Now let’s try it with speed. Ready? Imagine traveling so fast that you can go from on end of the galaxy to the other in just one second. At this speed the entire galaxy would be in reach before you can say the word "go", and wham, you're there. At this speed, you could travel to the nearest galaxy Andromeda in 22 seconds flat. And you could cross from end of the visible universe to the other in 72 hours.
So, lets speed up our warp vehicles again, so that we can travel a quintillion light years every second. At such a speed we could cross the known universe 100 million times in one second.
How long would it take to cross from one side of the universe to the other?
.......................... 3.7 billion years!!!
posted by mikesingh
Makes you feel small, real small, what? But the question here is that if the Universe is THAT big, is it possible that it could have emanated from a single point after the so-called ‘Big Bang’? Probably we may never understand how the Universe was really created until we break free from our present three dimensional thought processes.
[Edited by Don W]
A project to create an easier way to measure cosmic distances has turned up surprising evidence our large and ancient universe might be even bigger and older than previously thought.

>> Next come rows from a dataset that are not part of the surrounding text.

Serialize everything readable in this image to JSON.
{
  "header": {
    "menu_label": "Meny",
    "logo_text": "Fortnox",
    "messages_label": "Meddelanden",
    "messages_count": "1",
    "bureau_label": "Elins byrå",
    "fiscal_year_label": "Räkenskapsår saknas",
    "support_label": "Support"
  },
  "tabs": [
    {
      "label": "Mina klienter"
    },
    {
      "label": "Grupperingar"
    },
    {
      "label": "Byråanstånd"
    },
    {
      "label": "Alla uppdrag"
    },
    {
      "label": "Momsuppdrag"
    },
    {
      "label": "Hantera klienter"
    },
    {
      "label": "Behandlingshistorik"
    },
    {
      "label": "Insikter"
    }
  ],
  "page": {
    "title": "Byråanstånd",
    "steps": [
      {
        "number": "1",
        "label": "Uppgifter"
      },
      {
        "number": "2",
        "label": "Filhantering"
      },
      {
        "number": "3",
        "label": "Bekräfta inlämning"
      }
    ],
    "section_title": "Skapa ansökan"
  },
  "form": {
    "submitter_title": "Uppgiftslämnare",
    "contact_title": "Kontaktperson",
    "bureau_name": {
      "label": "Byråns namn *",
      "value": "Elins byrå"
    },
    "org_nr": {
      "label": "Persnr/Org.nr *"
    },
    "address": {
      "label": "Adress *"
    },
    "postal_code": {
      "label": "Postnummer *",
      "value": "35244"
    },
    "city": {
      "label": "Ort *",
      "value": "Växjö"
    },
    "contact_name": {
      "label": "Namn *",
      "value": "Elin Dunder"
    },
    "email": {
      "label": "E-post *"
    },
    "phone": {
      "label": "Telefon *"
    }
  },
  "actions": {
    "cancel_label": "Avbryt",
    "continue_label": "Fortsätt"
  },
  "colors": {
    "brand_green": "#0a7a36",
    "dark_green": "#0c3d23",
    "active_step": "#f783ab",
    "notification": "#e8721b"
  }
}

A research team has found that the Triangulum Galaxy, known as M33, is about 15 percent farther away from our own Milky Way than previously calculated. The finding suggests that the Hubble constant, a number that measures the expansion rate and age of the universe, is actually 15 percent smaller than other studies have found.
Scientists estimate the universe to be about 13.7 billion years old since 2003, based on measurements of radiation leftover from the Big Bang. The new finding implies that the universe is instead about 15.8 billion years old. The researchers looked at a binary star system in M33 where the stars eclipsed each other every five days.
Unlike single stars, the masses of paired stars can be precisely calculated based on their movements. With knowledge of the stars' masses, the researchers could calculate their true luminosities. The difference between true luminosity and observed luminosity gives the distance between the stars and Earth. The team's results suggested that the stars were about 3 million light-years from Earth, or about half-a-million light-years farther than would be expected using the commonly accepted Hubble constant value.
posted by Damien_III
WOW! I never realized how big the universe really is . . it seems like warp will be to slow lol.
Originally posted by Toasty
Just a quick question, if they can't see it, how do they know its so big? Maths I guess.
posted by WestPoint23
“ . . if there is more universe than we can actually see then wouldn’t that mean that the universe has to be a LOT older than 13 or 15 billion years old? Can some explain where this "missing" universe is at? [Edited by Don W]
Originally posted by RetinoidReceptor
I have always thought that the Universe was never ending and it never had a starting point. It was just always there, and the space of the Universe is just on and pon and will never ever end.
Originally posted by mikesingh
How can such a mindboggling 'infinite' universe come into existance from a small, so-called singularity? From a 'point' that exploded with a big bang?
Originally posted by mikesingh
I believe in the 'Steady State' theory - that the universe was always there. It's expanding because of gravitational pressure and once this becomes weak due to the distances involved, it starts contracting again. Like the universe was breathing.
Darn, I wish I knew how the devil the universe started in the first place!